I think SRS especially is a crazy good learning hack, and it's a curious question why the seemingly low-hanging fruit hasn't been picked by more people. I think one large reason is because using SRS comes with a lot of resistance, both in the creation of cards and in how to use the rescheduling buttons/settings. If a newbie tried to use it to learn math most of the time they'll just get fatigued and give up. In the opposite case where you use it successfully you can get really addicted to it and learn insane amounts. One of my most efficient learning experiences ever was when I read the Russell/Norvig AI book. I read 2 hours every day while making SRS cards of anything I wanted to remember, then reviewing the cards each morning. This made me experience a rush similar to doing a line of cocaine every time I studied the cards, since I felt like I was learning so much.

IMO, for SRS to become more mainstream they have to adopt some method of reducing resistance, for example by making it easier to create good cards with low effort, or making it more obvious to the user how they're supposed to maneuver the rescheduling buttons. (I think the technique relating to the use of rescheduling buttons is very underappreciated, I've experienced enormous gains by changing how I use them. Which maybe seems obvious? Given that the entire point of SRS is that you're supposed to revisit right before forgetting if you want optimal gains, so if you reschedule wrong it'll fuck with your efficiency. Also I would generally air on scheduling a card earlier rather than later since if you already know a cards you can easily just click ahead to the next, but if it's scheduled too late then you won't be able to reap those long-term recall benefits, and you also don't feel as good about you learning if you can't remember the cards.)

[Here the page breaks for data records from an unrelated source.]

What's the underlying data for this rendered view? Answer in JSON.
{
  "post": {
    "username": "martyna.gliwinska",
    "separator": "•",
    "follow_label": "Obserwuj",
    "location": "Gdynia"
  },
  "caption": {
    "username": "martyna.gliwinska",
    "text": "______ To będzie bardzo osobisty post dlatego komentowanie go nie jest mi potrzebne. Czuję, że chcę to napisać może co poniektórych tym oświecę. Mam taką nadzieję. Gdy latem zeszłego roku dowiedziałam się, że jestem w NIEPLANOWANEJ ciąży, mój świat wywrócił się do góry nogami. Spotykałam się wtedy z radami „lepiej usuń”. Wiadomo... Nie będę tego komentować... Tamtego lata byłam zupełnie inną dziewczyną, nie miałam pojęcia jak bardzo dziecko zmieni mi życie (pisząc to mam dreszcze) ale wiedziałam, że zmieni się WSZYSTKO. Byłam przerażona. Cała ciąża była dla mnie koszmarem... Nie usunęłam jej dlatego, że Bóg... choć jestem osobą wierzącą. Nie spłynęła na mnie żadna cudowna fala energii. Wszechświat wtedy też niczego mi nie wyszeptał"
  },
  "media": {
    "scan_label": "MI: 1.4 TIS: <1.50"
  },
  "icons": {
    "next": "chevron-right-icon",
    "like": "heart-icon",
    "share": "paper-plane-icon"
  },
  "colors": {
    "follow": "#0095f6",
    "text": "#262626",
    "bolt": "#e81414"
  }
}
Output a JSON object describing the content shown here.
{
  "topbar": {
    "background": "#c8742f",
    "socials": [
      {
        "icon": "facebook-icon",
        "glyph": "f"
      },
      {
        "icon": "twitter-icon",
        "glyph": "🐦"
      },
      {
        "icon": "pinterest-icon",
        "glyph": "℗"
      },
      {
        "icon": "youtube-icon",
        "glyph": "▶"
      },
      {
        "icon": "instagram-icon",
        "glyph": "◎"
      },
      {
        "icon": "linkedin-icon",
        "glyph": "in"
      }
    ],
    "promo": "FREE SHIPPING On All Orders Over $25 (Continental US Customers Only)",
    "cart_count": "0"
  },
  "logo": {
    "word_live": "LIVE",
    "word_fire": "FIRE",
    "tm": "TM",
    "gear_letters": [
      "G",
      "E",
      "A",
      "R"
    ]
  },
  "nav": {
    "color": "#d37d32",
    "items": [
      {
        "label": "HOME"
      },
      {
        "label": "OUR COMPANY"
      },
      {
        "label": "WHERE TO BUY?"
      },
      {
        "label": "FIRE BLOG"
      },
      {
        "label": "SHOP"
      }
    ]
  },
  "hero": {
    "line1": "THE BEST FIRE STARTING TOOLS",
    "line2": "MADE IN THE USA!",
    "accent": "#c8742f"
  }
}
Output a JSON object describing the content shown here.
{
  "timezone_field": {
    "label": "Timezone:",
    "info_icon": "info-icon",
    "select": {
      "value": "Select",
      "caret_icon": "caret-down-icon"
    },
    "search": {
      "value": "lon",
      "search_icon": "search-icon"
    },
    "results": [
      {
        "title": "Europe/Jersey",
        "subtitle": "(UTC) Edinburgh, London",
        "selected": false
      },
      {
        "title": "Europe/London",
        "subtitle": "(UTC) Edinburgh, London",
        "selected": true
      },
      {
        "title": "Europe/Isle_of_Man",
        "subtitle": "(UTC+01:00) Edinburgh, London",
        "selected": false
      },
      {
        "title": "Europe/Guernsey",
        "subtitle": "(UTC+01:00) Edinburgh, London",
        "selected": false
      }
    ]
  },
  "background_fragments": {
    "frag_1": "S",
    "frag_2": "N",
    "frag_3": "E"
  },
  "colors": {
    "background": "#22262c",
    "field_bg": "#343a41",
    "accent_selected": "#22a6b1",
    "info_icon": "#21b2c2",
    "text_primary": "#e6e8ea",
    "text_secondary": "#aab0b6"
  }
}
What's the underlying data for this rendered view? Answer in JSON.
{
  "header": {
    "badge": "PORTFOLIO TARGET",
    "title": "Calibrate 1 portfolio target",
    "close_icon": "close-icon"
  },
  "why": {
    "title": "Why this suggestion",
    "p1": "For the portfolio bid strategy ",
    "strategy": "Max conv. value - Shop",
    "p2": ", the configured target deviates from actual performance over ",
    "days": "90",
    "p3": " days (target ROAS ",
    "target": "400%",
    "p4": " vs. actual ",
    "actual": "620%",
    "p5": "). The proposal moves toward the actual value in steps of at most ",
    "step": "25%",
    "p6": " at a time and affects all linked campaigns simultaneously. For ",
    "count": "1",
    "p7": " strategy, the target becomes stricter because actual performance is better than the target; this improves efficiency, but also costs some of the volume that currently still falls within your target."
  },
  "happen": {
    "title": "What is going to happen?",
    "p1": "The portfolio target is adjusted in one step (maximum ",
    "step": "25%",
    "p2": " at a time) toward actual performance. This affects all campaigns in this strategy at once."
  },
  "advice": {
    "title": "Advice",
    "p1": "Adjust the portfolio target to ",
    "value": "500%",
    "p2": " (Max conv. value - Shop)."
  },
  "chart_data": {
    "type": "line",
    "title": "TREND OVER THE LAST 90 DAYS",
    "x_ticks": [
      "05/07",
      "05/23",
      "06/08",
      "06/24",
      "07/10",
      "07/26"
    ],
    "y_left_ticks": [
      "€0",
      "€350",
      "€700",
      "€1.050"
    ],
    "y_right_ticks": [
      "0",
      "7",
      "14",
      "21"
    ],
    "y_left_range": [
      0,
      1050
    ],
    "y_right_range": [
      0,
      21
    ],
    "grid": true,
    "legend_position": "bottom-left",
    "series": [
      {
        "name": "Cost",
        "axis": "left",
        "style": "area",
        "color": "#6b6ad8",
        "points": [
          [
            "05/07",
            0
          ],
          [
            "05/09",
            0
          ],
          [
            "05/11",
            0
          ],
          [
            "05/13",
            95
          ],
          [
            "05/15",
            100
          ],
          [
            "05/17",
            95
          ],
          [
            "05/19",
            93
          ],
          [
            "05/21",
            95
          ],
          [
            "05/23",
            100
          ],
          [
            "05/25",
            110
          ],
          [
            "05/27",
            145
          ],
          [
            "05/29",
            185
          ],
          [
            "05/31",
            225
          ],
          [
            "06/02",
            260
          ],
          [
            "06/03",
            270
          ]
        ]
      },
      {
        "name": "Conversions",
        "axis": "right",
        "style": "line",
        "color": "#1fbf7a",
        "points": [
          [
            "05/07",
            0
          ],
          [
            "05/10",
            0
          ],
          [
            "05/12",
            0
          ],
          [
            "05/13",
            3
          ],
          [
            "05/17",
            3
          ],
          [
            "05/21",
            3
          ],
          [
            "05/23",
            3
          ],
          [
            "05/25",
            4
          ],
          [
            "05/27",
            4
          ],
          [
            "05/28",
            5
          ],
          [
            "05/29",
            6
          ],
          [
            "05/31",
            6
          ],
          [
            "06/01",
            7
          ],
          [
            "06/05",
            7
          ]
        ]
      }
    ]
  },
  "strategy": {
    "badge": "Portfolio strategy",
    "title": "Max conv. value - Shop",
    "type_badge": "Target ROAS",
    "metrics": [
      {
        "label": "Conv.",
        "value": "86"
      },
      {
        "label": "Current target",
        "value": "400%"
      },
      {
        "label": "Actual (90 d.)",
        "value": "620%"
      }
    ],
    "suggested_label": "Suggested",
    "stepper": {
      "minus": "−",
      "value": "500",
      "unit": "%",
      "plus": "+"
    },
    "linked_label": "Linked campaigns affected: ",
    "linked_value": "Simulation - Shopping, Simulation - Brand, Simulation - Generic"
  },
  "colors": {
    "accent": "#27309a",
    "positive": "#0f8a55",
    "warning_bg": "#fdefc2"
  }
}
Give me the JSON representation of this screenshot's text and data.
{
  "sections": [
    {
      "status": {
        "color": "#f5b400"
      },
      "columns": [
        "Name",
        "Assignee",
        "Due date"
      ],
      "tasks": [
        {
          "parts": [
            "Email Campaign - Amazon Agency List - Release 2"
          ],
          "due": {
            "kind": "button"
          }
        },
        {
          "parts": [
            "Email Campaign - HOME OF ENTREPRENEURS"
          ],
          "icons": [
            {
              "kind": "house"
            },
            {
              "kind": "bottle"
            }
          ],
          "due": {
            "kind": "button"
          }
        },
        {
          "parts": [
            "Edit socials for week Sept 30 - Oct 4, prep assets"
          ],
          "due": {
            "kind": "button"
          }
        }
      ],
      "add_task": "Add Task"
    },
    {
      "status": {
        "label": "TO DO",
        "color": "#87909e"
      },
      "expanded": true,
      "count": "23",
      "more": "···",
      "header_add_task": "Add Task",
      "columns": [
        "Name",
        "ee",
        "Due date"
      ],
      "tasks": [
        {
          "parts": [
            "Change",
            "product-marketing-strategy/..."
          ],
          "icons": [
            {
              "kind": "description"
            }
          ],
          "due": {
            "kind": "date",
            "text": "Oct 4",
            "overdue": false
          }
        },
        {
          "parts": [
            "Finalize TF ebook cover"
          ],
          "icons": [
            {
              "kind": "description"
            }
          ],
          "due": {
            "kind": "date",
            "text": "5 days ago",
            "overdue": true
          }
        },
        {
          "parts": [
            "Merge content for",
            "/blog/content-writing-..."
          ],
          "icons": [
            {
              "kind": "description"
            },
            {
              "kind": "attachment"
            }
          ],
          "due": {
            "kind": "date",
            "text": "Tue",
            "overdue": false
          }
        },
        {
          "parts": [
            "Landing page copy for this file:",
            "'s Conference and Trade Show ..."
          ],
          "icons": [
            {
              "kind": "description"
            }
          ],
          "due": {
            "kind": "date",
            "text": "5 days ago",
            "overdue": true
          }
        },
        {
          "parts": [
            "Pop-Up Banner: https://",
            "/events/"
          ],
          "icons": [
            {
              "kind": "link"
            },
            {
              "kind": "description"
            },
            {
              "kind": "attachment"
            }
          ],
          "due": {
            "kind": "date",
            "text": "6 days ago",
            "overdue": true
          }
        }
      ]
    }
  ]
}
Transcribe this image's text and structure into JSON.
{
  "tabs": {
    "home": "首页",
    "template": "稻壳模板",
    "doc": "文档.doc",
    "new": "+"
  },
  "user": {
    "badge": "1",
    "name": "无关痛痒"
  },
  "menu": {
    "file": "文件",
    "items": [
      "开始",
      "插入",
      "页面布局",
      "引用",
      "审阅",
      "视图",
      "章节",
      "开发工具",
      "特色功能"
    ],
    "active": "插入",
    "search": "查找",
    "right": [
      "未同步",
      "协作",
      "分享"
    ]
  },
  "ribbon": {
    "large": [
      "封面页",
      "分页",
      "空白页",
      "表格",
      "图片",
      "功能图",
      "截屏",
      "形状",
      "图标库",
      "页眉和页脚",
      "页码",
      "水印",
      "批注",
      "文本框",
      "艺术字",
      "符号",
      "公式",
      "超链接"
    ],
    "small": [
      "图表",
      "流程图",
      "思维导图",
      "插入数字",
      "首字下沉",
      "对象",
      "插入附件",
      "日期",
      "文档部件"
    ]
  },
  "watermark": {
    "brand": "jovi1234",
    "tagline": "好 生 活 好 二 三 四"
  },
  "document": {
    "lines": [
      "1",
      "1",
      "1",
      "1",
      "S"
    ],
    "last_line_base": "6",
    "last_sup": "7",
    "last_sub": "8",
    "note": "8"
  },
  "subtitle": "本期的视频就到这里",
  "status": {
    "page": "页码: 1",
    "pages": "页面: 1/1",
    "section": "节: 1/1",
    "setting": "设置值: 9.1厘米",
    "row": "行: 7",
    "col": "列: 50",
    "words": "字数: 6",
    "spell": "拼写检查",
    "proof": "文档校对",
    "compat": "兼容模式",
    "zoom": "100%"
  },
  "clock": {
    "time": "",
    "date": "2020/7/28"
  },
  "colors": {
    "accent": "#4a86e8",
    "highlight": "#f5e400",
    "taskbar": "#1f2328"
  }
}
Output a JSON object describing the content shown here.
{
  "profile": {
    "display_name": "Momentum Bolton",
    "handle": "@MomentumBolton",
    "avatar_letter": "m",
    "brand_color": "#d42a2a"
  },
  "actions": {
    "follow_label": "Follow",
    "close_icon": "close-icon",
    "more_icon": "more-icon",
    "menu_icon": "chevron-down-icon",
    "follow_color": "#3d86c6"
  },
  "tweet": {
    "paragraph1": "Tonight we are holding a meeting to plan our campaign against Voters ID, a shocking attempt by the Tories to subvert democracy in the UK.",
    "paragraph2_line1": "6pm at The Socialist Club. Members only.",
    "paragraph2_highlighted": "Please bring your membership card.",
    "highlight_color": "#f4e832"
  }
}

I couldn't agree more!

There are lots of parts of the SRS learning journey that are high friction that will need to be reduced. I also think starting with effective card creation will have the greatest impact, because if they are really good cards, then you will notice you are learning the content, and it's thrilling and motivating to witness! (Like with your lived example!)